This practice is known as Full Container Load (FCL) shipping rates, and it’s a good way to score a discount on shipping even if you’re not quite using the full container. If you can consolidate shipments so that they take up most or all of a shipment container, the per-pound or per-item shipping cost can be much lower.
Less than Container Load (LTL or LCL) shipping rates are slightly higher by weight and volume to account for the labor and administrative costs associated with combining shipments into one container. LTL freight rates are still a good option for shippers sending small quantities, but they should be avoided for larger shipments.
Get Spot Pricing
Shipping companies generally use the same rates for all customers, but occasionally, they can provide spot rates. These special deals are one-time discounts and are usually only for very large shipments of 5,000 lbs. or more.
This is especially true for backhaul routes, which are return routes that frequently run with little to no cargo. Trucks, planes and even boats sometimes have an imbalance of goods moving in one direction versus another, and will often give discounts for goods traveling in the less-used direction.
Your freight logistics company will know about these routes and can negotiate with a shipping company to secure a discount. A good freight forwarder can advise you on what quantities are needed and where to ship to get the best spot pricing during certain times of year.
Air freight costs can add up quickly, and should be avoided except for perishables and other items that truly require fast shipping. For general goods, planning and communicating further can make it easier to take advantage of ocean FCL rates, lower seasonal rates, and contract rates.
Naturally, market forces can change at any time, so it’s not always possible to plan orders and shipments. But even small changes in planning can help you avoid LTL shipments and other measures that cut into your profit margins.
In some cases, planning may require you to think critically about how much storage space you can get in the U.S., and whether the cost to hold that space is cheaper than the cost it takes to ship things on short notice. If you’re always ordering items just in time for manufacturing or delivery to customers, consider rethinking your schedule to take advantage of slower yet cheaper shipping options.
Using the Right Freight Forwarder
Freight forwarders need experience and relationships with shipping companies in order to get you the best deal possible. An inexperienced freight forwarder without connections all over the world won’t be able to get you the best deals possible on shipping.
Freight forwarders will know the freight markets’ specifics and which base rates and regional carriers actually work for your route. In some cases, regional shipping companies will be more expensive than national or international ones, because local companies may have to transfer the shipment to another carrier midway through.
A good freight forwarder needs to be transparent with you about fees, customs broker charges, fuel surcharges, and other costs for each freight shipment. This transparency and honesty is essential to accurate budgeting and management.
Logistics and Supply Chain Solutions

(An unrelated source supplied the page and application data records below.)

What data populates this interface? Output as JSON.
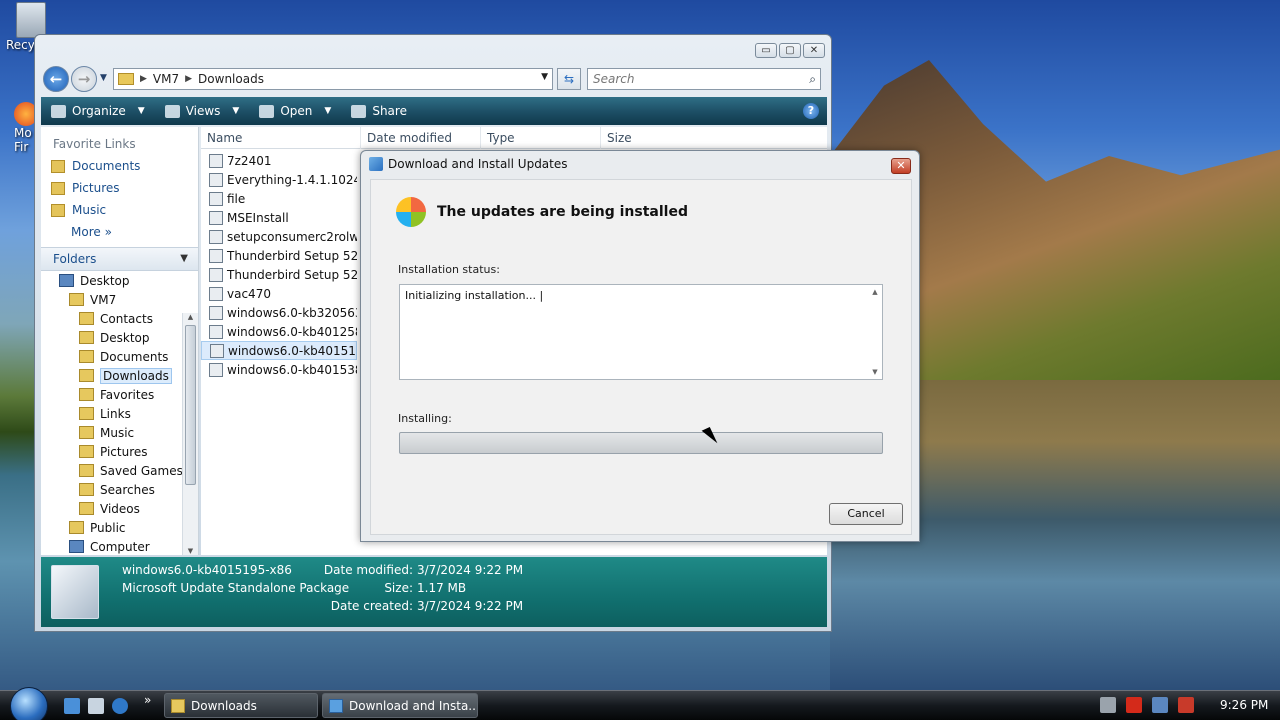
{
  "desktop": {
    "recycle_label": "Recy",
    "firefox_label": "Mo\nFir"
  },
  "explorer": {
    "window_controls": [
      "▭",
      "▢",
      "✕"
    ],
    "address": {
      "root": "VM7",
      "current": "Downloads"
    },
    "search_placeholder": "Search",
    "toolbar": {
      "organize": "Organize",
      "views": "Views",
      "open": "Open",
      "share": "Share",
      "help": "?"
    },
    "favorite_links": {
      "header": "Favorite Links",
      "items": [
        "Documents",
        "Pictures",
        "Music"
      ],
      "more": "More"
    },
    "folders": {
      "header": "Folders",
      "tree": [
        {
          "label": "Desktop",
          "indent": 1
        },
        {
          "label": "VM7",
          "indent": 2
        },
        {
          "label": "Contacts",
          "indent": 3
        },
        {
          "label": "Desktop",
          "indent": 3
        },
        {
          "label": "Documents",
          "indent": 3
        },
        {
          "label": "Downloads",
          "indent": 3,
          "selected": true
        },
        {
          "label": "Favorites",
          "indent": 3
        },
        {
          "label": "Links",
          "indent": 3
        },
        {
          "label": "Music",
          "indent": 3
        },
        {
          "label": "Pictures",
          "indent": 3
        },
        {
          "label": "Saved Games",
          "indent": 3
        },
        {
          "label": "Searches",
          "indent": 3
        },
        {
          "label": "Videos",
          "indent": 3
        },
        {
          "label": "Public",
          "indent": 2
        },
        {
          "label": "Computer",
          "indent": 2
        }
      ]
    },
    "columns": [
      "Name",
      "Date modified",
      "Type",
      "Size"
    ],
    "files": [
      {
        "name": "7z2401"
      },
      {
        "name": "Everything-1.4.1.1024.x..."
      },
      {
        "name": "file"
      },
      {
        "name": "MSEInstall"
      },
      {
        "name": "setupconsumerc2rolw"
      },
      {
        "name": "Thunderbird Setup 52...."
      },
      {
        "name": "Thunderbird Setup 52...."
      },
      {
        "name": "vac470"
      },
      {
        "name": "windows6.0-kb320563..."
      },
      {
        "name": "windows6.0-kb401258..."
      },
      {
        "name": "windows6.0-kb401519...",
        "selected": true
      },
      {
        "name": "windows6.0-kb401538..."
      }
    ],
    "details": {
      "name": "windows6.0-kb4015195-x86",
      "type": "Microsoft Update Standalone Package",
      "date_modified_label": "Date modified:",
      "date_modified": "3/7/2024 9:22 PM",
      "size_label": "Size:",
      "size": "1.17 MB",
      "date_created_label": "Date created:",
      "date_created": "3/7/2024 9:22 PM"
    }
  },
  "dialog": {
    "title": "Download and Install Updates",
    "close": "✕",
    "heading": "The updates are being installed",
    "status_label": "Installation status:",
    "status_text": "Initializing installation... |",
    "installing_label": "Installing:",
    "progress": 0,
    "cancel": "Cancel"
  },
  "taskbar": {
    "buttons": [
      {
        "label": "Downloads"
      },
      {
        "label": "Download and Insta..."
      }
    ],
    "overflow": "»",
    "clock": "9:26 PM"
  }
}
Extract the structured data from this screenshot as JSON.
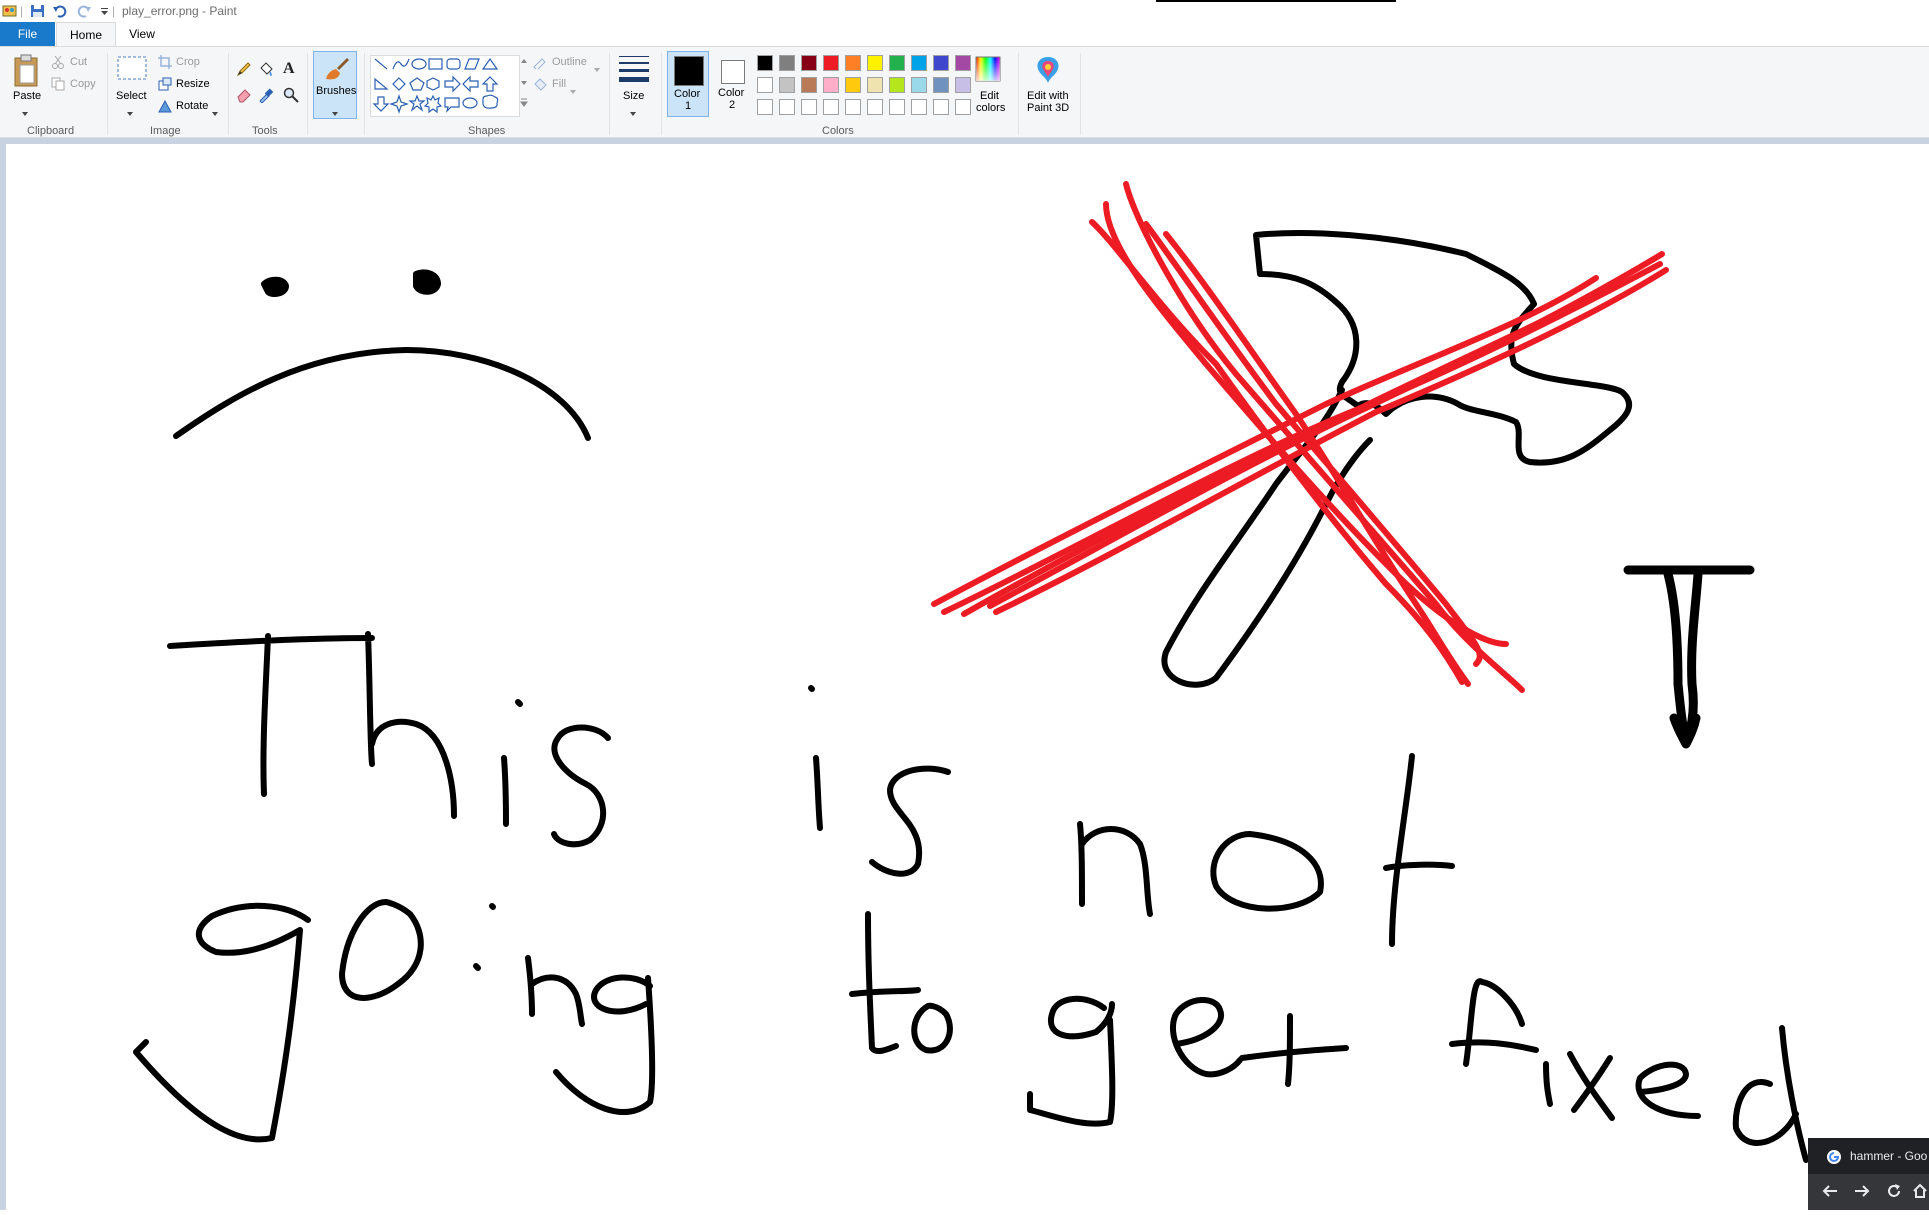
{
  "window": {
    "title": "play_error.png - Paint"
  },
  "tabs": {
    "file": "File",
    "home": "Home",
    "view": "View"
  },
  "clipboard": {
    "paste": "Paste",
    "cut": "Cut",
    "copy": "Copy",
    "label": "Clipboard"
  },
  "image": {
    "select": "Select",
    "crop": "Crop",
    "resize": "Resize",
    "rotate": "Rotate",
    "label": "Image"
  },
  "tools": {
    "label": "Tools"
  },
  "brushes": {
    "label": "Brushes"
  },
  "shapes": {
    "outline": "Outline",
    "fill": "Fill",
    "label": "Shapes"
  },
  "size": {
    "label": "Size"
  },
  "colors": {
    "color1": "Color\n1",
    "color1_a": "Color",
    "color1_b": "1",
    "color2_a": "Color",
    "color2_b": "2",
    "edit": "Edit",
    "edit2": "colors",
    "paint3d_a": "Edit with",
    "paint3d_b": "Paint 3D",
    "label": "Colors",
    "row1": [
      "#000000",
      "#7f7f7f",
      "#880015",
      "#ed1c24",
      "#ff7f27",
      "#fff200",
      "#22b14c",
      "#00a2e8",
      "#3f48cc",
      "#a349a4"
    ],
    "row2": [
      "#ffffff",
      "#c3c3c3",
      "#b97a57",
      "#ffaec9",
      "#ffc90e",
      "#efe4b0",
      "#b5e61d",
      "#99d9ea",
      "#7092be",
      "#c8bfe7"
    ],
    "row3": [
      "#ffffff",
      "#ffffff",
      "#ffffff",
      "#ffffff",
      "#ffffff",
      "#ffffff",
      "#ffffff",
      "#ffffff",
      "#ffffff",
      "#ffffff"
    ],
    "active_color1": "#000000",
    "active_color2": "#ffffff"
  },
  "chrome": {
    "tab_label": "hammer - Goo"
  }
}
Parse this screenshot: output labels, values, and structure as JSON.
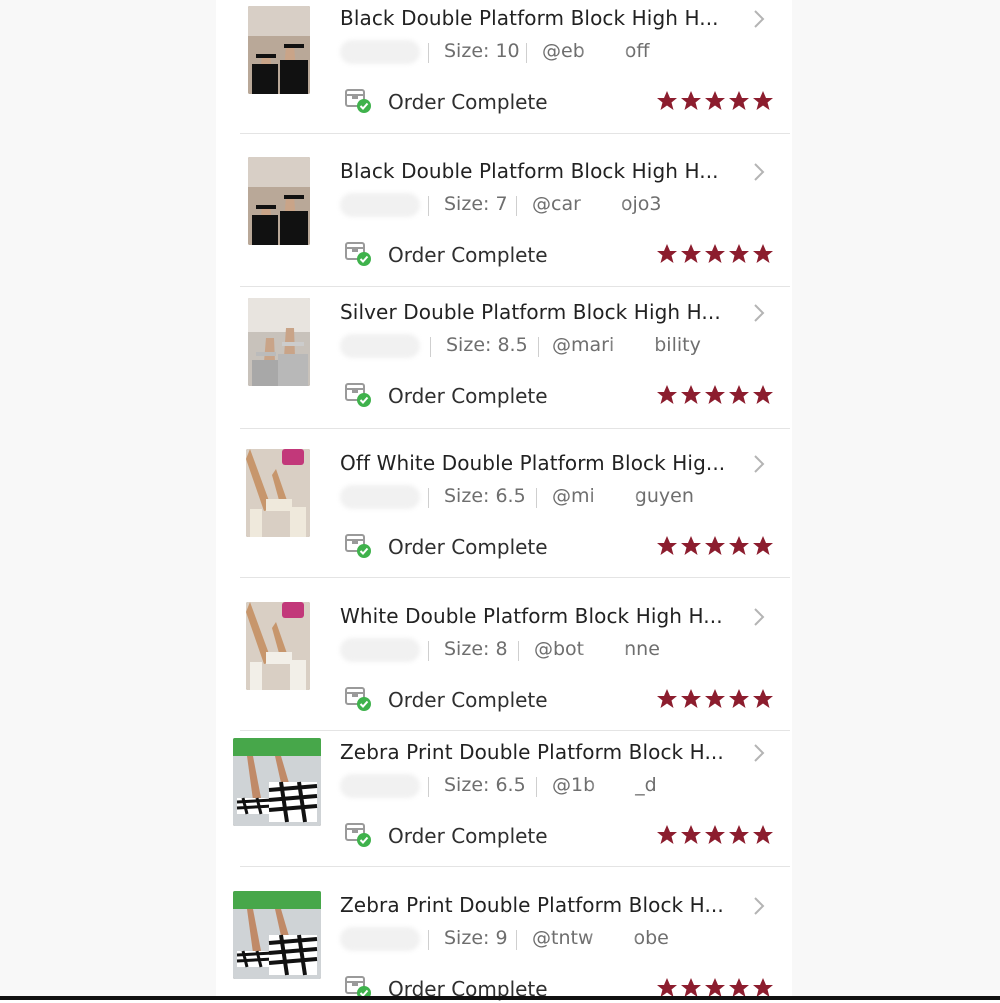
{
  "colors": {
    "star": "#8c1d2e",
    "status_check": "#3fb24c",
    "text_primary": "#222222",
    "text_secondary": "#6e6e6e"
  },
  "orders": [
    {
      "title": "Black Double Platform Block High H...",
      "size": "Size: 10",
      "user_start": "@eb",
      "user_end": "off",
      "status": "Order Complete",
      "rating": 5,
      "thumb": "black-platform-heels"
    },
    {
      "title": "Black Double Platform Block High H...",
      "size": "Size: 7",
      "user_start": "@car",
      "user_end": "ojo3",
      "status": "Order Complete",
      "rating": 5,
      "thumb": "black-platform-heels"
    },
    {
      "title": "Silver Double Platform Block High H...",
      "size": "Size: 8.5",
      "user_start": "@mari",
      "user_end": "bility",
      "status": "Order Complete",
      "rating": 5,
      "thumb": "silver-platform-heels"
    },
    {
      "title": "Off White Double Platform Block Hig...",
      "size": "Size: 6.5",
      "user_start": "@mi",
      "user_end": "guyen",
      "status": "Order Complete",
      "rating": 5,
      "thumb": "offwhite-platform-heels"
    },
    {
      "title": "White Double Platform Block High H...",
      "size": "Size: 8",
      "user_start": "@bot",
      "user_end": "nne",
      "status": "Order Complete",
      "rating": 5,
      "thumb": "white-platform-heels"
    },
    {
      "title": "Zebra Print Double Platform Block H...",
      "size": "Size: 6.5",
      "user_start": "@1b",
      "user_end": "_d",
      "status": "Order Complete",
      "rating": 5,
      "thumb": "zebra-platform-heels"
    },
    {
      "title": "Zebra Print Double Platform Block H...",
      "size": "Size: 9",
      "user_start": "@tntw",
      "user_end": "obe",
      "status": "Order Complete",
      "rating": 5,
      "thumb": "zebra-platform-heels"
    }
  ]
}
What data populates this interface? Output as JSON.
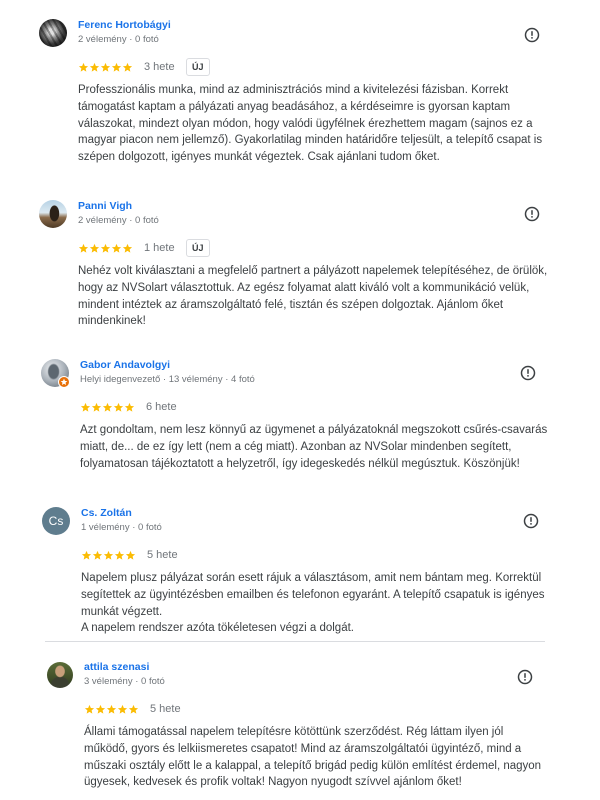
{
  "reviews": [
    {
      "author": "Ferenc Hortobágyi",
      "meta": "2 vélemény · 0 fotó",
      "rating": 5,
      "time": "3 hete",
      "badge": "ÚJ",
      "text_lines": [
        "Professzionális munka, mind az adminisztrációs mind a kivitelezési fázisban. Korrekt",
        "támogatást kaptam a pályázati anyag beadásához, a kérdéseimre is gyorsan kaptam",
        "válaszokat, mindezt olyan módon, hogy valódi ügyfélnek érezhettem magam (sajnos ez a",
        "magyar piacon nem jellemző). Gyakorlatilag minden határidőre teljesült, a telepítő csapat is",
        "szépen dolgozott, igényes munkát végeztek. Csak ajánlani tudom őket."
      ]
    },
    {
      "author": "Panni Vigh",
      "meta": "2 vélemény · 0 fotó",
      "rating": 5,
      "time": "1 hete",
      "badge": "ÚJ",
      "text_lines": [
        "Nehéz volt kiválasztani a megfelelő partnert a pályázott napelemek telepítéséhez, de örülök,",
        "hogy az NVSolart választottuk. Az egész folyamat alatt kiváló volt a kommunikáció velük,",
        "mindent intéztek az áramszolgáltató felé, tisztán és szépen dolgoztak. Ajánlom őket",
        "mindenkinek!"
      ]
    },
    {
      "author": "Gabor Andavolgyi",
      "meta": "Helyi idegenvezető · 13 vélemény · 4 fotó",
      "rating": 5,
      "time": "6 hete",
      "text_lines": [
        "Azt gondoltam, nem lesz könnyű az ügymenet a pályázatoknál megszokott csűrés-csavarás",
        "miatt, de... de ez így lett (nem a cég miatt). Azonban az NVSolar mindenben segített,",
        "folyamatosan tájékoztatott a helyzetről, így idegeskedés nélkül megúsztuk. Köszönjük!"
      ]
    },
    {
      "author": "Cs. Zoltán",
      "avatar_initials": "Cs",
      "meta": "1 vélemény · 0 fotó",
      "rating": 5,
      "time": "5 hete",
      "text_lines": [
        "Napelem plusz pályázat során esett rájuk a választásom, amit nem bántam meg. Korrektül",
        "segítettek az ügyintézésben emailben és telefonon egyaránt. A telepítő csapatuk is igényes",
        "munkát végzett.",
        "A napelem rendszer azóta tökéletesen végzi a dolgát."
      ]
    },
    {
      "author": "attila szenasi",
      "meta": "3 vélemény · 0 fotó",
      "rating": 5,
      "time": "5 hete",
      "text_lines": [
        "Állami támogatással napelem telepítésre kötöttünk szerződést. Rég láttam ilyen jól",
        "működő, gyors és lelkiismeretes csapatot! Mind az áramszolgáltatói ügyintéző, mind a",
        "műszaki osztály előtt le a kalappal, a telepítő brigád pedig külön említést érdemel, nagyon",
        "ügyesek, kedvesek és profik voltak! Nagyon nyugodt szívvel ajánlom őket!"
      ]
    }
  ],
  "icons": {
    "report": "report-icon",
    "star": "star-icon",
    "local_guide": "local-guide-badge-icon"
  },
  "colors": {
    "link": "#1a73e8",
    "meta": "#70757a",
    "text": "#3c4043",
    "star": "#fbbc04",
    "star_empty": "#dadce0",
    "local_guide": "#e8710a",
    "initials_avatar": "#5f7d8e"
  }
}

New and veteran trading companies are facing unprecedented challenges. You need a world-class team of experts to get you the most reliable shipping at the lowest freight forwarder will have the advice and connections you need for your business to succeed.
Asiana USA is an experienced freight forwarding company with a full team of customs brokers, shipping agents, and other professionals who work around the clock and around the world. We can handle everything from bills of lading and other documentation to the final drayage needed to get goods to your warehouse.
Our solutions can be customized to suit your needs, whether you ship regularly or have an irregular ordering schedule. Contact us today at (855) 500-1808 to learn more about how we can help or request a quote.